Vaccination protects broilers from IBV despite exposure to moderate ammonia levels
Properly vaccinated commercial broilers are protected from an infectious bronchitis virus (IBV) challenge despite exposure to moderate ammonia levels, according to a study that surprised researchers.
Ammonia remains a persistent problem for the broiler industry because higher levels coincide with an increase in airsacculitis and condemnations, especially in winter when ventilation tends to be less than ideal, Emily Aston, DVM, of the University of Georgia, told Poultry Health Today.
Aston and colleagues sought to determine the impact of ammonia on the immune response to IBV vaccination. For their study, they administered an IBV Massachusetts-type vaccine to 1-day-old chicks. They placed the chicks in a climate-controlled room and exposed them to 30 to 60 parts per million of ammonia. Other birds in the study were not vaccinated and exposed to the same levels of ammonia, and some birds were vaccinated but were not exposed to ammonia.
At 28 days of age, birds in the study were challenged with IBV M41, a strain of the virus similar to the vaccine.

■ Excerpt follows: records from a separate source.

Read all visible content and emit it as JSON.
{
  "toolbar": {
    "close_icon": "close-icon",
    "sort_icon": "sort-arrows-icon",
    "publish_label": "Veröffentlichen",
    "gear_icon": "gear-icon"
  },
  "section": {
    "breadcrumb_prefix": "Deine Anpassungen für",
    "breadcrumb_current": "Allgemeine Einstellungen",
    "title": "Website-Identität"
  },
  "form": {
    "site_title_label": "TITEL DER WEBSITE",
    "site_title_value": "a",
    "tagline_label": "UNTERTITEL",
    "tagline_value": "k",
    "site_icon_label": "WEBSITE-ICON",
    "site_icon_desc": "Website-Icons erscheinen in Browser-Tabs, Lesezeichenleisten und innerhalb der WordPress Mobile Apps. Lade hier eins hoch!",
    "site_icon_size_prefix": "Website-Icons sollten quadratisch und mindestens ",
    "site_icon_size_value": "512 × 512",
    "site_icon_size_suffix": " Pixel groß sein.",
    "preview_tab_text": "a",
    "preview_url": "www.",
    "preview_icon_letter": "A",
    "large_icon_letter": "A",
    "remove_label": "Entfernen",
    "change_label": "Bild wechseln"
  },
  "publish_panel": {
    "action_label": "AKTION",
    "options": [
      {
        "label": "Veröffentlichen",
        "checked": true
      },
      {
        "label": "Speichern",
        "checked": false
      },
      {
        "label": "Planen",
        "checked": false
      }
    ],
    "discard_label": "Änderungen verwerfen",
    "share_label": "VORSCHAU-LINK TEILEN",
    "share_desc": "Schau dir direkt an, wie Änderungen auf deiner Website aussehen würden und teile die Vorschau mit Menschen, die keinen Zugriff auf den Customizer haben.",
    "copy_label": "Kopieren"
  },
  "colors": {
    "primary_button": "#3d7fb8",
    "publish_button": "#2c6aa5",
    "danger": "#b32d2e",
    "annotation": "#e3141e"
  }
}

“IBV-vaccinated birds in both ammonia and no-ammonia groups were completely protected from challenge and showed significantly reduced viral load, clinical signs, no ciliostasis and no airsacculitis,” Aston reported at the International Poultry Scientific Forum.
Among the unvaccinated, challenged birds, 90% exposed to ammonia had airsacculitis compared to 40% to 50% of those that weren’t exposed to ammonia.
The results surprised the investigators because past research indicates that ammonia exposure would negatively affect the immune response to IBV vaccination and protection against challenge, Aston said.
Aston noted that although ammonia’s contribution to poor air quality remains one of the biggest issues confronting the poultry industry, other factors are involved such as humidity levels, temperature, dust and carbon dioxide.
Still unknown is whether exposure to higher ammonia levels, coupled with factors such as insufficient vaccination and environmental stressors, can increase the risk for respiratory disease, all questions Aston said she and colleagues plan to study in the future
Aston said ammonia levels also rise when the temperatures drop — usually at night — and spike during the winter months because of cooler temperatures.
Ventilation is key to fighting respiratory infection from ammonia. She noted that many producers worry about their gas bills and reduce ventilation, inadvertently triggering a rise in ammonia levels in the house.
Because ventilation controls humidity, it controls ammonia, she said. The benefits of increasing ventilation to reach acceptable ammonia levels far outweigh the costs of saving on energy bills, she said.
“So, even if you don’t…have an ammonia sensor — those are very expensive — you can measure relative humidity in the house and there are target ranges,” Aston said. “What we recommend is anywhere from 50% to 70% humidity in the house for baby chicks. And then, as they get older, the natural humidity will increase, and you want to make sure you don’t go above that 70%.”